*Exercise description*
After reading the data below, copy out every line that contains the word "位好友助力".

*Dataset extract*
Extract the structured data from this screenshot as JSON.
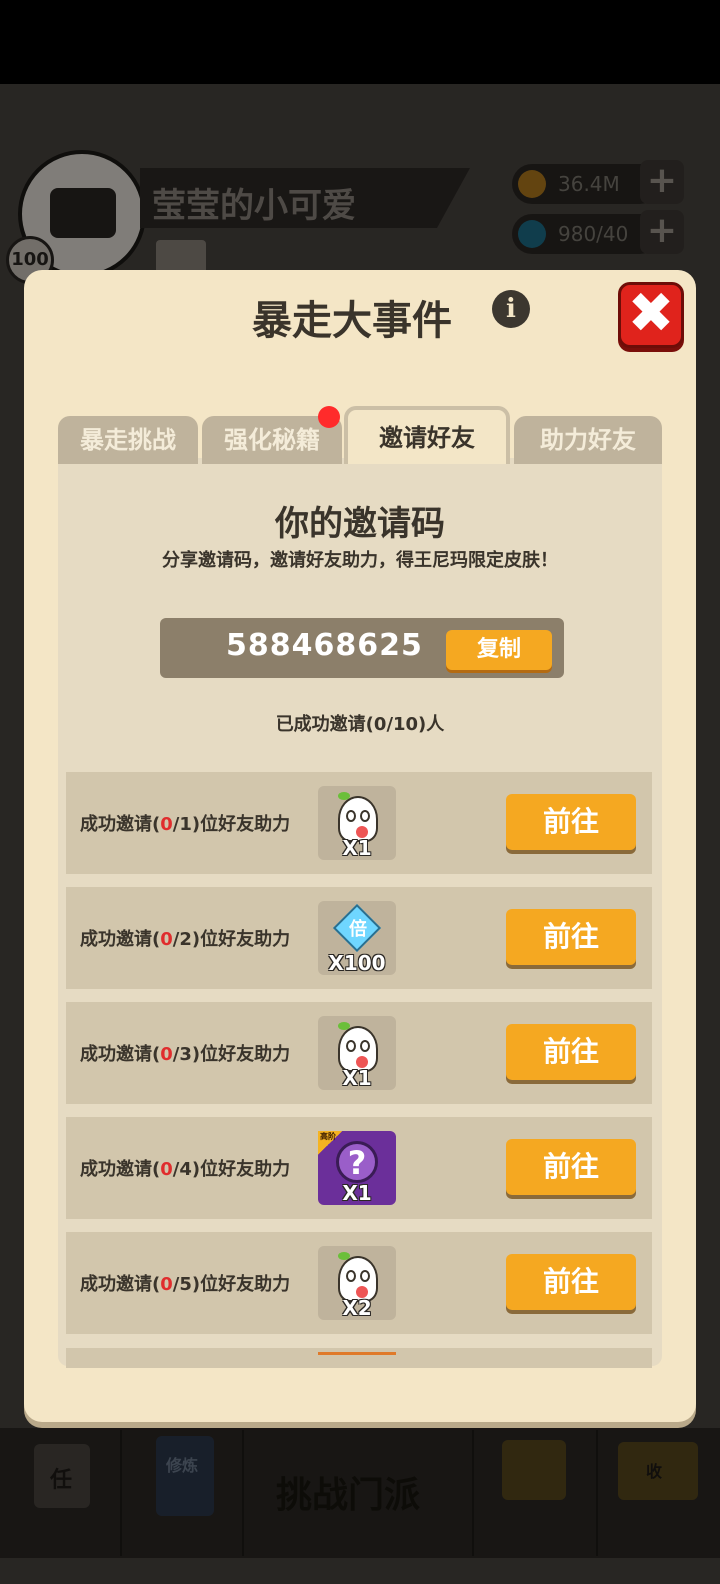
{
  "hud": {
    "player_name": "莹莹的小可爱",
    "level": "100",
    "gold": "36.4M",
    "energy": "980/40",
    "bottom_nav": {
      "task_icon_text": "任",
      "cultivate_icon_text": "修炼",
      "center_label": "挑战门派",
      "collect_icon_text": "收"
    }
  },
  "modal": {
    "title": "暴走大事件",
    "info_icon": "i",
    "close_icon": "✖",
    "tabs": [
      {
        "label": "暴走挑战"
      },
      {
        "label": "强化秘籍"
      },
      {
        "label": "邀请好友"
      },
      {
        "label": "助力好友"
      }
    ],
    "active_tab": "邀请好友",
    "invite": {
      "title": "你的邀请码",
      "description": "分享邀请码，邀请好友助力，得王尼玛限定皮肤！",
      "code": "588468625",
      "copy_label": "复制",
      "invited_text": "已成功邀请(0/10)人"
    },
    "tasks": [
      {
        "prefix": "成功邀请(",
        "done": "0",
        "rest": "/1)位好友助力",
        "reward_icon": "ghost-icon",
        "reward_qty": "X1",
        "button": "前往"
      },
      {
        "prefix": "成功邀请(",
        "done": "0",
        "rest": "/2)位好友助力",
        "reward_icon": "multiplier-diamond-icon",
        "reward_text": "倍",
        "reward_qty": "X100",
        "button": "前往"
      },
      {
        "prefix": "成功邀请(",
        "done": "0",
        "rest": "/3)位好友助力",
        "reward_icon": "ghost-icon",
        "reward_qty": "X1",
        "button": "前往"
      },
      {
        "prefix": "成功邀请(",
        "done": "0",
        "rest": "/4)位好友助力",
        "reward_icon": "mystery-box-icon",
        "reward_text": "?",
        "reward_tag": "高阶",
        "reward_qty": "X1",
        "button": "前往"
      },
      {
        "prefix": "成功邀请(",
        "done": "0",
        "rest": "/5)位好友助力",
        "reward_icon": "ghost-icon",
        "reward_qty": "X2",
        "button": "前往"
      }
    ]
  },
  "colors": {
    "accent_button": "#f5a821",
    "close_red": "#e0231c",
    "modal_bg": "#f4e6c6",
    "progress_red": "#e02d2d"
  }
}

*Exercise answer*
        "rest": "/1)位好友助力",
        "rest": "/2)位好友助力",
        "rest": "/3)位好友助力",
        "rest": "/4)位好友助力",
        "rest": "/5)位好友助力",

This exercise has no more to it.